Past colloquia and seminars


What’s love got to do with it ? Stable marriage and networks in microbial ecosystems

General public Seminar

Microbial communities routinely have several alternative stable states observed for the same environmental parameters. A possibility of sudden and irreversible transitions between these states (ecosystem-wide regime shifts) complicates the external manipulation of these systems. Can we predict which specific perturbations may induce such regime shifts and which would have only a transient effect? Here I describe several new conceptual models [1-4] that exhibit these emergent phenomena. Two of our models [2,3] were inspired by a decades-old economics work: the stable marriage or stable allocation problem, developed by Gale and Shapley in the 1960s and awarded the Nobel prize in economics in 2012. Using only the ranked tables of competitive abilities of microbes and their nutrient preferences, we determine all stable states of the microbial ecosystem. Each stable state is characterized by a range of environmental parameters (nutrient supply rates) in which it is feasible, that is to say, all of state’s species survive. Finally, we identify the specific environmental perturbations shifting the system from one stable state to another, and analyze a complex interconnected network of transitions between these states.
[1] Goyal A, Maslov S. (2018) Diversity, stability, and reproducibility in stochastically assembled microbial ecosystems. Phys. Rev. Lett., 120, 158102.
[2] Goyal A, Dubinkina V, Maslov S (2018) Microbial community structure predicted by the stable marriage problem. ISME Journal 12: 2823–2834.
[3] Dubinkina V, Fridman Y, Pandey PP, Maslov S (2018) Alternative stable states in a model of microbial community limited by multiple essential nutrients. BioRxiv 439547 [Preprint]. October 11, 2018. Available from:
[4] Wang T, Goyal A, Dubinkina V, Maslov S (2019) Evidence for a multi-level trophic organization of the human gut microbiome. bioRxiv 603365 [Preprint]. April 9, 2019. Available from:
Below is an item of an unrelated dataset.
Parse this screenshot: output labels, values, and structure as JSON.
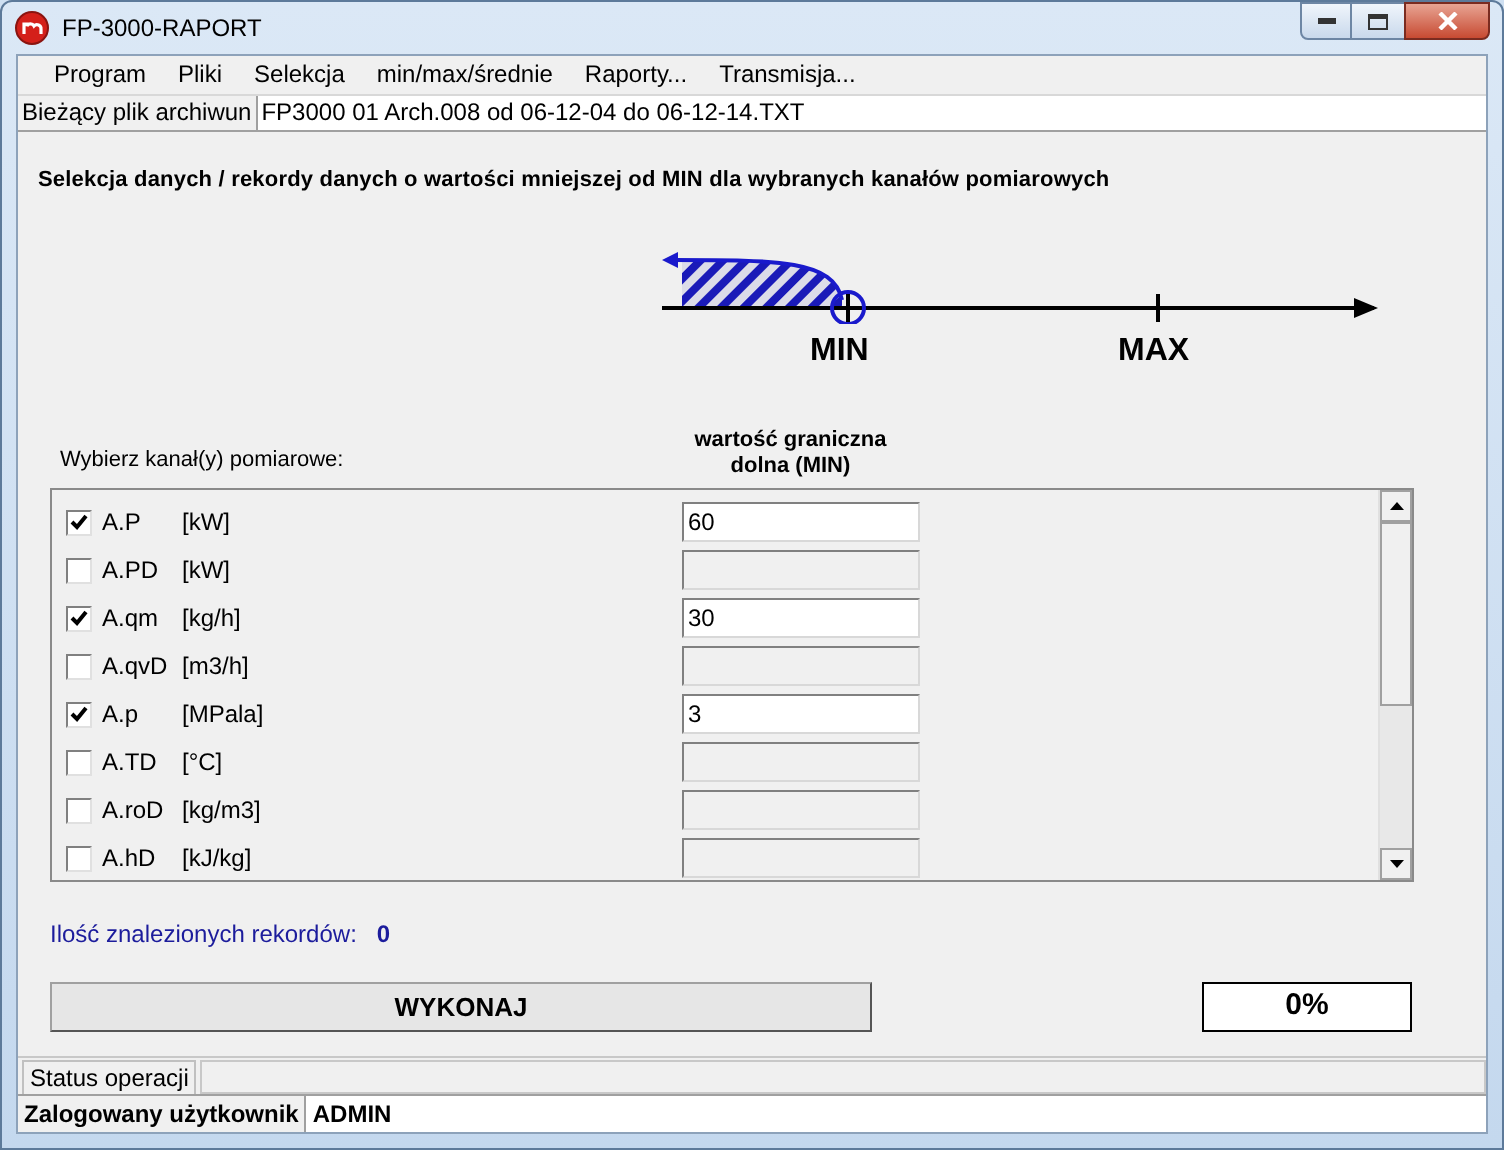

When? 10.05.2019 15:00 - 16:00
Where? PER 08 2.73, bâtiment de Physique
Chemin du Musée 3
1700 Fribourg
speaker Prof. Sergei MASLOV
University of Illinois at Urbana-Champaign
United States
Contact Prof. Yi-Cheng ZHANG
chemin du Musée 3
1700 Fribourg
026 300 91 45